5. Starbucks gift cards: I’ve had more coffee in hospitals than I’d ever care to because it’s something to do. Everyone in the waiting room is holding a white and dark green cup. Trust me, it would be appreciated and many hospitals have a Starbucks inside.
6. Food: There are great sites for setting up meal schedules. If you’re willing to run point on it, hooray! I’ve seen this work most successfully when a friend handles the organization and is specific. For instance, be clear about dietary needs and what time/where/how to drop off. A step down from meals would be snacks that caregivers can bring to the hospital. Preferably these are snack sized, pre-packaged portions that can be thrown in a purse like granola bars, sleeves of nuts, fun sized candy bars.
7. Magazines: I’m a reader, but when I’m really stressed I just don’t have the band width for a novel. I’ll find myself reading the same couple of pages over and over again or finishing a few chapters and realizing I’m not even sure what the book is about. Magazines offer short chunks of info and if I didn’t “get” it, it’s no big deal to move on. I feel for celebrities and their lack of privacy, but those published escapades, not to mention fashion choices, have helped pass hours of time.
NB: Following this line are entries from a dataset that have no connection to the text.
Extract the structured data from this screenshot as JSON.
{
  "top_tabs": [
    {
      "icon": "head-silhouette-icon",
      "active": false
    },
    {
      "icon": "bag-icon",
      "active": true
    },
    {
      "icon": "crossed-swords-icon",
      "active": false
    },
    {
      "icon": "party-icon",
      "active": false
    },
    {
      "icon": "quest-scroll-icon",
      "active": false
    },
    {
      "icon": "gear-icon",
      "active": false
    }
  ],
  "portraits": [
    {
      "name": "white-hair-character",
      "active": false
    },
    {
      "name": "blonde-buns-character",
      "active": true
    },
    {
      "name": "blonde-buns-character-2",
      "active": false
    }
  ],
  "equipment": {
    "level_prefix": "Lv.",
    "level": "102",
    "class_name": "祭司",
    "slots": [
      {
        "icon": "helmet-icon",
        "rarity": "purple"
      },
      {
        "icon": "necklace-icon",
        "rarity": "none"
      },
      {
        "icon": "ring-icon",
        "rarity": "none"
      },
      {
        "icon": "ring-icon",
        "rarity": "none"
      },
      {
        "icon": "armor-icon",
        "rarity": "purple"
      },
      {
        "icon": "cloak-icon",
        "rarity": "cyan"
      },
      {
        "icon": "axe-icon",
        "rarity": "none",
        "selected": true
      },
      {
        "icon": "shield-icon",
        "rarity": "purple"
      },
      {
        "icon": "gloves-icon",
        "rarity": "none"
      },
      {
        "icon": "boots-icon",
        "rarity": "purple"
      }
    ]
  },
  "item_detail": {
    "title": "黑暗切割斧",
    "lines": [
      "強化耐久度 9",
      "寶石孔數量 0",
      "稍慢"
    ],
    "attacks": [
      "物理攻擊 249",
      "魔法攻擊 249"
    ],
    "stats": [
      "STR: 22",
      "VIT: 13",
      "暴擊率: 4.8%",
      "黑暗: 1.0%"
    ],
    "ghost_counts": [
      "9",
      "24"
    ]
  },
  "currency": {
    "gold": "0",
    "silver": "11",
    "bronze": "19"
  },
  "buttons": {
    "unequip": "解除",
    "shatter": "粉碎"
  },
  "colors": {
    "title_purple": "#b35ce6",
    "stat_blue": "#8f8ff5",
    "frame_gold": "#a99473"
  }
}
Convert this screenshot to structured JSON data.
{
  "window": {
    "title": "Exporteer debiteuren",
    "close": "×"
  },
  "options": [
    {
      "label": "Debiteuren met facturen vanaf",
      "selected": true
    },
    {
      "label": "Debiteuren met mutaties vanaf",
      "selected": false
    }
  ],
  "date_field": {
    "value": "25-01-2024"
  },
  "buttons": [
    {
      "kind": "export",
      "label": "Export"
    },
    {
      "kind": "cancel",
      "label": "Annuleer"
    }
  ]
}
I’m even open to less common hobby magazines (photography, organic gardening) just for variety.
8. Layers: If you feel like bringing a bigger ticket item, a fleece throw blanket and perhaps a small pillow would be awesome. Hospitals can be uncomfortably cold OR sweltering, often in the same day! A cozy hoodie or cardigan is another great idea.
That’s what works for me. Please add your ideas in the comments below.